“Oh, my God!” The groan escaped her as she surveyed the drawing room. The Labrador wagged a lazy tail from his uncomfortable position on the brocade sofa in front of the fireless grate. The two Jack Russell’s dashed to her side, bouncing on their little terrier legs, glad to see her because they knew she could be relied on to feed them. Last night’s coffee tray still sat on the low table by the sofa and dust rested untouched on the surfaces of Chippendale library tables and Georgian mirrors.
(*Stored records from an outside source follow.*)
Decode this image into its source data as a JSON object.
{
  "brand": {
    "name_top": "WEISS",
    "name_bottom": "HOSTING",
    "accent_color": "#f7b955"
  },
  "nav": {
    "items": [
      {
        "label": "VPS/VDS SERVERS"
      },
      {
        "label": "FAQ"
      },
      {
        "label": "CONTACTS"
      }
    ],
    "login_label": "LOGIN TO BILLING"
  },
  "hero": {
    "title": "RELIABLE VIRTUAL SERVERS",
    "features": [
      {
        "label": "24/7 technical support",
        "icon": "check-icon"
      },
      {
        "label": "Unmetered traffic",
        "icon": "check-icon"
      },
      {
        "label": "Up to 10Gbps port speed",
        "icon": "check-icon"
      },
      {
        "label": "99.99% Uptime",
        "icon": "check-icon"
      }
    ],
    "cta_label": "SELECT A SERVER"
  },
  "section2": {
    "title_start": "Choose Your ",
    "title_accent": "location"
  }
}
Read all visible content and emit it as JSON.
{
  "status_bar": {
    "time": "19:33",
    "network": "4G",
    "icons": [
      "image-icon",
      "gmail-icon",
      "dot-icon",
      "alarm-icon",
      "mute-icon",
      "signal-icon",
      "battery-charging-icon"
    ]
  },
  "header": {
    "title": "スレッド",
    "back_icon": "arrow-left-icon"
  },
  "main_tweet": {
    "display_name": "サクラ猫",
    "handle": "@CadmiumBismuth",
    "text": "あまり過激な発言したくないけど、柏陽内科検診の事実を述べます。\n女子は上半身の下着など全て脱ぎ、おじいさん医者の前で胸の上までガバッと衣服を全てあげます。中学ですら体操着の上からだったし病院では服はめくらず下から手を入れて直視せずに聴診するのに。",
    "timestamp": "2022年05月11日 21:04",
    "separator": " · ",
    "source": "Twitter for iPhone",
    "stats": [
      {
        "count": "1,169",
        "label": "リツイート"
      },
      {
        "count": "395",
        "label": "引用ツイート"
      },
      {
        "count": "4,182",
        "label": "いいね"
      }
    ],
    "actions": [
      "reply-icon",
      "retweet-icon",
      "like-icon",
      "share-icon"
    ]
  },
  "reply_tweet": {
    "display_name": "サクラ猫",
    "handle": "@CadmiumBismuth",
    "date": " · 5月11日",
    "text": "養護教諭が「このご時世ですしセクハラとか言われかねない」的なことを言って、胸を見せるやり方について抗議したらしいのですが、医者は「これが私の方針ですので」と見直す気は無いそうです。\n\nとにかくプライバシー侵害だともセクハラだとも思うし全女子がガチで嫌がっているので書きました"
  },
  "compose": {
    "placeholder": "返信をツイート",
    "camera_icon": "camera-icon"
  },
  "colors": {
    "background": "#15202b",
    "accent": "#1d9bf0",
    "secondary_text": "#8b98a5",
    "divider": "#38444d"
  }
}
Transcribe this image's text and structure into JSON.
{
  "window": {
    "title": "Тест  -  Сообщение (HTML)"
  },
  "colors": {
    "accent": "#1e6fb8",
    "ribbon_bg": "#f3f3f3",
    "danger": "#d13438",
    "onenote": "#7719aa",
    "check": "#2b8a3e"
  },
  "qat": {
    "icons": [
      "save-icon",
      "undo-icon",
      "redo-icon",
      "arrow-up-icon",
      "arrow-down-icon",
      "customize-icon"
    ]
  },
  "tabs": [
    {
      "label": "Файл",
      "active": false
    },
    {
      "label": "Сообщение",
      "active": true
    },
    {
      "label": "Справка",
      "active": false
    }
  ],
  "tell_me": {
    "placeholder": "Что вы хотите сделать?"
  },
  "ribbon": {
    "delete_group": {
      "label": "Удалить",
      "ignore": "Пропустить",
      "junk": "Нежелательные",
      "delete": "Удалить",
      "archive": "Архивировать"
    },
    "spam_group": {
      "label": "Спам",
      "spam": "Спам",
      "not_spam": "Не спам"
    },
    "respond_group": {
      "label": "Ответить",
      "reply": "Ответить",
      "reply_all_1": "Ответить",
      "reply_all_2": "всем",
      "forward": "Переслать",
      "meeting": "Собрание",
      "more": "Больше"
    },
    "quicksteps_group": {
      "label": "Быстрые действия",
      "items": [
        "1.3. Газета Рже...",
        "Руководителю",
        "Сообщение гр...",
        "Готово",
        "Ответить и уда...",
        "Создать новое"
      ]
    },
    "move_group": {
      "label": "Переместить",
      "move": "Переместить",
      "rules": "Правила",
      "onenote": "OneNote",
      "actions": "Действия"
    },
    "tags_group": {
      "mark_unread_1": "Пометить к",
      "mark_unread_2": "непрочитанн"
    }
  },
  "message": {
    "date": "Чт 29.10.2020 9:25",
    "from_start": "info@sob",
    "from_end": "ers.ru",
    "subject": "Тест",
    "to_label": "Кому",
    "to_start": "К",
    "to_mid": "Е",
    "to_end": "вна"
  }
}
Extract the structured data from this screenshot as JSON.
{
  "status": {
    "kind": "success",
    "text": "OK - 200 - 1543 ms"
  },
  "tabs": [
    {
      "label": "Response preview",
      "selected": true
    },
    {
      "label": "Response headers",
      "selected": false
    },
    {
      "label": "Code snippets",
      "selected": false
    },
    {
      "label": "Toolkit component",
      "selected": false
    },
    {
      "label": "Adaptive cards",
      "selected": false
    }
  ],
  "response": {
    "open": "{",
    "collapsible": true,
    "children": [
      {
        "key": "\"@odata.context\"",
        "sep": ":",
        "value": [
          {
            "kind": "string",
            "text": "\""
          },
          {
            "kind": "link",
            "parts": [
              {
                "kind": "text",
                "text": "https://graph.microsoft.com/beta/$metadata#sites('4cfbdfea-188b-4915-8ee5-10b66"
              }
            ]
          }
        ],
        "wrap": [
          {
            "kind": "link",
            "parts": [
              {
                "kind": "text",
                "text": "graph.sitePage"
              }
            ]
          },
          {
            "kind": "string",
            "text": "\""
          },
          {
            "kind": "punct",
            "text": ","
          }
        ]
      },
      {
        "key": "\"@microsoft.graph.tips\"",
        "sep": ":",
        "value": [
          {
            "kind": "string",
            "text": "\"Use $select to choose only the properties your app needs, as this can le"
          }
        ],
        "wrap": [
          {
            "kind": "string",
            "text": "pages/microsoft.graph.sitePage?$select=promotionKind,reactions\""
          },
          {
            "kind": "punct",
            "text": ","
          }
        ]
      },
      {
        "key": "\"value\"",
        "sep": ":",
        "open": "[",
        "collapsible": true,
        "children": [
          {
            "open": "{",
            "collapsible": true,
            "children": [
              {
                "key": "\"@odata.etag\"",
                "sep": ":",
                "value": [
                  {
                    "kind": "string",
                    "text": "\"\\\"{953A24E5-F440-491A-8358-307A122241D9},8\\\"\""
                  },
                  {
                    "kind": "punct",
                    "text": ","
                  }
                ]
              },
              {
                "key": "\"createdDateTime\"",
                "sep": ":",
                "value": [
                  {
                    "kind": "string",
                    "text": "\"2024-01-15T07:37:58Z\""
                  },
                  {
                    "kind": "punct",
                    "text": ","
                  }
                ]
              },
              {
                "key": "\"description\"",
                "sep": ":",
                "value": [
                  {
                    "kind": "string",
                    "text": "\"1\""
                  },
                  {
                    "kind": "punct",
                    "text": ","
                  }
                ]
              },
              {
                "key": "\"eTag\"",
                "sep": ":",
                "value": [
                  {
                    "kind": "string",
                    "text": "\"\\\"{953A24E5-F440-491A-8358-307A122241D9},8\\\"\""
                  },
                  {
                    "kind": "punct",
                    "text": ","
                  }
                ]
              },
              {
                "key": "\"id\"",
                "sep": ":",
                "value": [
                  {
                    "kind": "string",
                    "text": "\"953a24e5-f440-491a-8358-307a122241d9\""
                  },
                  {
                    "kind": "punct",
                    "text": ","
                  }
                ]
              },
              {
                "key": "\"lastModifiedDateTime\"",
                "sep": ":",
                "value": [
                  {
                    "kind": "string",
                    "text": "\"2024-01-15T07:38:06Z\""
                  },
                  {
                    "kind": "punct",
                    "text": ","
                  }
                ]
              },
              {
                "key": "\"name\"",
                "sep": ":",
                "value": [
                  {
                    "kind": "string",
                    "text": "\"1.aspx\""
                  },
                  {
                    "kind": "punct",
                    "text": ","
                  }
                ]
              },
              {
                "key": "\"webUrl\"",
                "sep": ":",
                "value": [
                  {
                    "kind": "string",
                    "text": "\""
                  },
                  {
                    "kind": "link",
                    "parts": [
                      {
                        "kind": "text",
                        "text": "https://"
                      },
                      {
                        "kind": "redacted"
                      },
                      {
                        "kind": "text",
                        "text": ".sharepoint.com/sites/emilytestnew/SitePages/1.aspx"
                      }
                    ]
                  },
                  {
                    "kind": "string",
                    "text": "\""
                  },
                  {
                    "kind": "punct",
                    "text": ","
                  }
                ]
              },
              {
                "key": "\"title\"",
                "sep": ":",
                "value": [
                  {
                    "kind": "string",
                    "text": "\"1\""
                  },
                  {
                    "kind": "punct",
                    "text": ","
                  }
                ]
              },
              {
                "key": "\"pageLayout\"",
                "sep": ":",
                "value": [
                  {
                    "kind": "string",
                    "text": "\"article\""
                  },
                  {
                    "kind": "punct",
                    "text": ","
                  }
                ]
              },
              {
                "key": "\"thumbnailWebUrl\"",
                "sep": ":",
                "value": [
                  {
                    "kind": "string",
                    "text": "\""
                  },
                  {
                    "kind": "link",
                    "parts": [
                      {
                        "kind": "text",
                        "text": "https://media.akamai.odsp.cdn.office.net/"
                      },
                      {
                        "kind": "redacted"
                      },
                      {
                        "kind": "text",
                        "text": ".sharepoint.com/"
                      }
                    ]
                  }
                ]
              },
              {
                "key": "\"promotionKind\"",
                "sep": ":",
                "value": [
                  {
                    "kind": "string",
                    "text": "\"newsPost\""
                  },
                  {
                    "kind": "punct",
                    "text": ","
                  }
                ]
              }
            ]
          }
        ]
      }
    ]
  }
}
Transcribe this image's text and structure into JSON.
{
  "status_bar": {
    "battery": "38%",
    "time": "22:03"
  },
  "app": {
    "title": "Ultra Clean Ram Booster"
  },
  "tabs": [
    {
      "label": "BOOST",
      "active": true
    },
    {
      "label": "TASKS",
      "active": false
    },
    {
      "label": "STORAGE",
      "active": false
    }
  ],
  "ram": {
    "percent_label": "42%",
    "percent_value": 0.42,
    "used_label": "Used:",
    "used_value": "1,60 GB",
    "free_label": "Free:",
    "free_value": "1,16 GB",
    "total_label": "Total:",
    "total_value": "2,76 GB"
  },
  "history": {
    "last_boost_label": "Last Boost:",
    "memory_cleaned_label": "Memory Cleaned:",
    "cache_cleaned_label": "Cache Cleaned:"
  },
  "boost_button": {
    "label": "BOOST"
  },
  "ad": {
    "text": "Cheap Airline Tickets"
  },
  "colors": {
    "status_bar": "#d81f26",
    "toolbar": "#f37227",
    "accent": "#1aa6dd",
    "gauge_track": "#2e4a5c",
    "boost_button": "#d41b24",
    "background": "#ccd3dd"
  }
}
Venetia strode across the hall, the dogs at her heels, and peered around the door into the dining room. Nothing! The long mahogany table she had expected to find glittering with the Lancasters’ old Waterford, Spode, and silver was naked. The small Art-Deco Cartier clock on the sideboard said six-thirty; guests had been invited for eight-thirty. Nothing had been done and there was no sign of Lydia. Venetia thought of the American coming unsuspectingly for dinner in an English home, fresh from the land of ease and efficiency. A mischievous grin lit her small triangular face and wide gray-blue eyes as she imagined him courteously clutching a drink and trying not to look astonished as the hours ticked by and still no dinner appeared. He’d probably be about fifty, married, with three children whose photographs he would display proudly, and his wife would certainly have dinner ready promptly on the dot of seven every evening. In that case, thought Venetia, turning from the empty room and heading for the kitchen, I’d better help keep Lydia’s end up. A girl with a cordon bleu diploma was supposed to be able to throw together a banquet at short notice, wasn’t she?
The front door slammed and Kate’s light voice called cheerfully, “It’s me. Anybody home?”
Venetia shot from the kitchen after the dogs, who yapped joyfully now, jumping at Kate’s knees.
“Hello, you darlings.” Kate hugged each one in turn. “Hi, Vennie.” A quick glance at Venetia’s face boded disaster. “What’s up? Has Henry ditched you?” Kate’s merry, dark eyes met her friend’s teasingly. “No, don’t tell me,” she added, realizing what had happened. “Mummy’s not back yet, there are hordes of people coming for dinner, there’s no food, and the place is a wreck.” She grinned at Venetia. “A typical situation in the Lancaster household! She’ll probably show up at eight o’clock and expect to be able to throw it all together in five minutes.”
“Not this time. I’m afraid it’s you and I to the rescue. We forgot that Mrs. Jones has gone off to Majorca for her hols and Marie-Thérèse obviously decided the whole thing was too much for her and took the day off too.”
Kate sighed. Marie-Thérèse was the au pair and notoriously lazy but Lydia could never be persuaded to get rid of her. “Think of the poor girl’s mother in France,” she always said when presented with each maddening example of Marie-Thérèse’s inefficiency. “What would she think if we threw out her daughter and said she was no good?” So Marie-Thérèse stayed and did less and less as the weeks went by.
“There are fresh flowers waiting in the kitchen, the table needs setting, get Shaky off the sofa in the drawing room and tidy it up.” Venetia dashed for the door.
“But where are you going?” yelled Kate as Venetia slammed the door behind her.
“Shopping!” If she took the Mini and double-parked, she’d just make Europa Foods on Sloane Street before it closed. The question of Venetia Haven’s future was pushed once again to the back of her mind.